I’ve got a looong few months of summer ahead of me!
These colours were trooped for the last time at Woking football ground on July 12th 1963.
They were the Queen’s and Regimental Colours of the 4th, 5th and 6th Battalions. The Queen’s Royal Regiment (TA), the 6th Battalion The East Surrey Regiment (TA) and the 23rd London Regiment (TA).
The 31st Foot at the battle of Albuera.
“The French cavalry immediately attacked them, but the little battalion, which only
numbered 418 of all ranks, was ably handled by Major L’Estrange, whose men displayed the finest qualities of coolness and discipline. L’Estrange, quick as thought formed square by an original manoeuvre of his own devising and had no difficulty in withstand’ing the attack of the French Lancers and Dragoons; and then having cleared his front, moved up to the summit of the hill, where he bore for a considerable time the entire brunt of the French infantry attack.”

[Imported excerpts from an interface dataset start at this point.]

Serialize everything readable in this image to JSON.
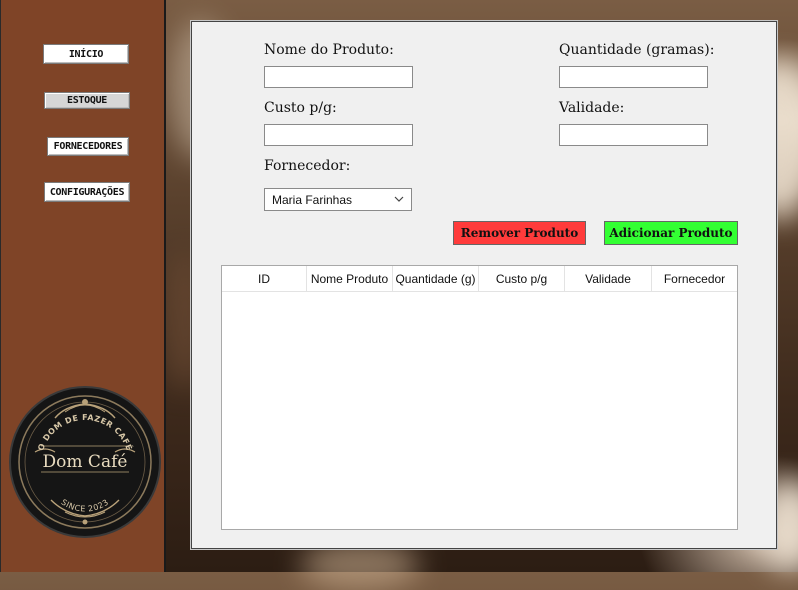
{
  "sidebar": {
    "items": [
      {
        "label": "INÍCIO",
        "active": false
      },
      {
        "label": "ESTOQUE",
        "active": true
      },
      {
        "label": "FORNECEDORES",
        "active": false
      },
      {
        "label": "CONFIGURAÇÕES",
        "active": false
      }
    ],
    "logo": {
      "name": "Dom Café",
      "tagline": "O DOM DE FAZER CAFÉ",
      "since": "SINCE 2023"
    }
  },
  "form": {
    "nome_label": "Nome do Produto:",
    "nome_value": "",
    "quantidade_label": "Quantidade (gramas):",
    "quantidade_value": "",
    "custo_label": "Custo p/g:",
    "custo_value": "",
    "validade_label": "Validade:",
    "validade_value": "",
    "fornecedor_label": "Fornecedor:",
    "fornecedor_selected": "Maria Farinhas"
  },
  "actions": {
    "remove_label": "Remover Produto",
    "add_label": "Adicionar Produto",
    "remove_color": "#ff3b3b",
    "add_color": "#33ff33"
  },
  "table": {
    "columns": [
      "ID",
      "Nome Produto",
      "Quantidade (g)",
      "Custo p/g",
      "Validade",
      "Fornecedor"
    ],
    "rows": []
  },
  "colors": {
    "sidebar": "#7f4427",
    "panel": "#f0f0f0"
  }
}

The 57th Regiment received the nickname “the Diehards” during the battle of Albuera after their badly wounded Colonel, Inglis, shouted “die hard men, die hard” as they struggled through waves of French cavalry and infantry.
“The Battle of Albuera” by Wiliam Barnes Wollen. A sudden rainstorm rendered the British muskets useless. The French and allied Polish cavalry swooped, decimating numerous battalions. Here the 3rd Regiment (the Buffs) defend their colours to the last.

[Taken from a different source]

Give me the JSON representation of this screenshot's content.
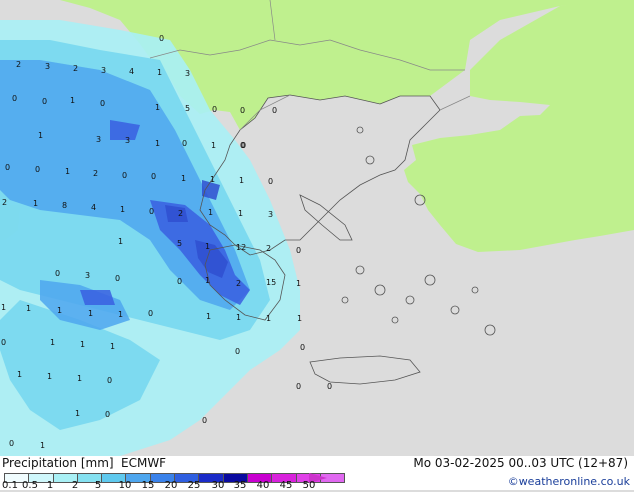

The battle of Albuera was fought on this day in 1811 - one of the costliest Anglo-Spanish-Portuguese victories of the Napoleonic Peninsula War.